Keep your gifts to yourself. This is more of a safety note - if you're making a lot of different stops, be sure and store your purchases in the trunk out of sight to dissuade parkade thieves. An empty car is a lot less tempting than one stuffed with electronics or toys.

Do you have any parkade etiquette tips - or pet peeves to share? Let us know in the comments!

- Rose R.

Ahead of the Curve: Adaptive Headlights

Adaptive Headlights
Photo: iStock

This time of year, with the short short days and endless nights, a young lady's thoughts naturally turn to driving safely after dark.

Last October, we did a post called Bright Lights, Dark Road: All about Headlights about the history of the headlight. But this post is all about the future! Specifically adaptive headlights and their effect on road safety.

What are adaptive headlights and how to they work?

Adaptive headlights, as the name suggests, adapt to your car's movements. The lenses of the headlights are able to swivel from side to side and up and down.

Adaptive headlight systems are controlled by an electronic control unit (ECU) and generally include:

  • A sensor for steering input to monitor the angle of the steering wheel
  • Wheel speed sensors that monitor the rotation speed of each of your tires
  • A yaw sensor to monitor your car's side-to-side movement (i.e. turning a corner, going around a bend)
  • A level sensor to monitor whether your car is tilted forward or backwards (i.e. going up or down a hill)
  • Tiny motors that operate each headlight

The ECU monitors and analyses all of the input from these components to determine where and how to move the headlights to best illuminate the road. Check out this mesmerizing video of adaptive headlights swivelling about.

BMW F20 Adaptive Headlights (Xenon) from IronEagle on Vimeo.

What are the benefits of adaptive headlights?

Continue reading "Ahead of the Curve: Adaptive Headlights" »

Road Sign Refresher Quiz

Back in July, we posted a monthly poll called "Could you pass your learner's test today?"  

More than 60% of you felt that you would pass, with a few missed questions. What were the most commonly missed questions on the quiz? Road signs! Most road signs are pretty obvious but there are a few that most of us don't see every day.

Tempted to put your road sign knowledge to the test? Take our Road Sign Refresher quiz below to see how you stack up!

1.  Road Sign Refresher

a) Now entering Winter Wonderland

b) Curvy road ahead

c) Firefly viewing area

d) Road may be slippery when wet

2.  Road Sign Refresher

a) Runaway truck lane

b) Beware speeding trucks

c) Military base nearby

d) Truck entrance on the right ahead

3.  Road Sign Refresher

a) Attention cyclists: potentially hazardous road conditions ahead

b) Attention cyclists: show off your sick moves ahead

c) Bike lane ends

d) Bike snow route

Continue reading "Road Sign Refresher Quiz" »

Monthly Poll: Are You a Handy Mechanic?

Handy mechanic
Photo: iStock

I have a confession to make.

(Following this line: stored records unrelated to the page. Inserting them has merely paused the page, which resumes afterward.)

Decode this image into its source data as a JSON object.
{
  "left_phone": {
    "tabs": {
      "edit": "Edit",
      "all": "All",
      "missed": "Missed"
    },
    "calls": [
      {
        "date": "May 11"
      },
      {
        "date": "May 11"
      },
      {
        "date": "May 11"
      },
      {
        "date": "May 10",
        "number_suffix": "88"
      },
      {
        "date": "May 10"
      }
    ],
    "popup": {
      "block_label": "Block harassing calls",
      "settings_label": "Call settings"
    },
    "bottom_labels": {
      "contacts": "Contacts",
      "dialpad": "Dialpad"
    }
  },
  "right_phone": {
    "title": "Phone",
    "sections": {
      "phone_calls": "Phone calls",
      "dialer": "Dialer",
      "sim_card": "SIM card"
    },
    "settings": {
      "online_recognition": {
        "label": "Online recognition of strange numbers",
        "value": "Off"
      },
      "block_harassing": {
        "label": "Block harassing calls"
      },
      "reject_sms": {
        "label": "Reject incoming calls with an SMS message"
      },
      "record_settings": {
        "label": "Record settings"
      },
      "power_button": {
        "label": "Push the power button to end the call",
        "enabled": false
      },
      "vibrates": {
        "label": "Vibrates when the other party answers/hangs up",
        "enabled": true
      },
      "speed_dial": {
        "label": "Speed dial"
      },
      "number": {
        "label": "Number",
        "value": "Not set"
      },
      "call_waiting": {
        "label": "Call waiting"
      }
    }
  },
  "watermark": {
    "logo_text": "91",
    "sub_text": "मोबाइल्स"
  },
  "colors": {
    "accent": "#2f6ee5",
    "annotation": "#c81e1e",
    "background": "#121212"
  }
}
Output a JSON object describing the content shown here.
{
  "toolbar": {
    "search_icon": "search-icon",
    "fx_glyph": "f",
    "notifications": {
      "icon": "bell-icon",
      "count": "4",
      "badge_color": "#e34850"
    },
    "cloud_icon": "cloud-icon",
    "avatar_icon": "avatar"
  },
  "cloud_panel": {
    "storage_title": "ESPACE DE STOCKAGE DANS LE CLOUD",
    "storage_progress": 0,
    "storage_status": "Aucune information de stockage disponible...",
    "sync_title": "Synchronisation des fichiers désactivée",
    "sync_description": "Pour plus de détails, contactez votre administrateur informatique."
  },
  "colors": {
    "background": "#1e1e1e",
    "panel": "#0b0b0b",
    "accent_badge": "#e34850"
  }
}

I spend a lot of time researching car-related topics for PumpTalk, so I have a pretty good theoretical knowledge of how my car works. But when it comes to actually looking under the hood, I can get a little lost. I remember my dad showed me where the dipstick is one time and I couldn't stop laughing at the word "dipstick". Thus ended the lesson.

The great thing about this internet age is that there are myriad online ways to educate yourself about the inner workings of your car. For example, if you love video games and want to learn more about car repair, check out Car Mechanic Simulator 2014, a video game where you fix cars and operate your own auto repair shop. Fun!

If video games aren't your thing, never fear - there are some great automotive advice sites out there to start you on your DIY journey. Some are geared specifically to women, like awesome automotive advice site, while others like cater to a more general audience.

Of course, it's a stereotype that men love to work on their cars and women don't. I know a number of car crazy gals who are really into DIY with their vehicles and plenty of men I know enjoy driving but leave any maintenance work to the professionals.

Over to you! Do you consider yourself a greasemonkey or do you prefer to keep what happens under your hood a mystery? Take our poll below!


- Rose R.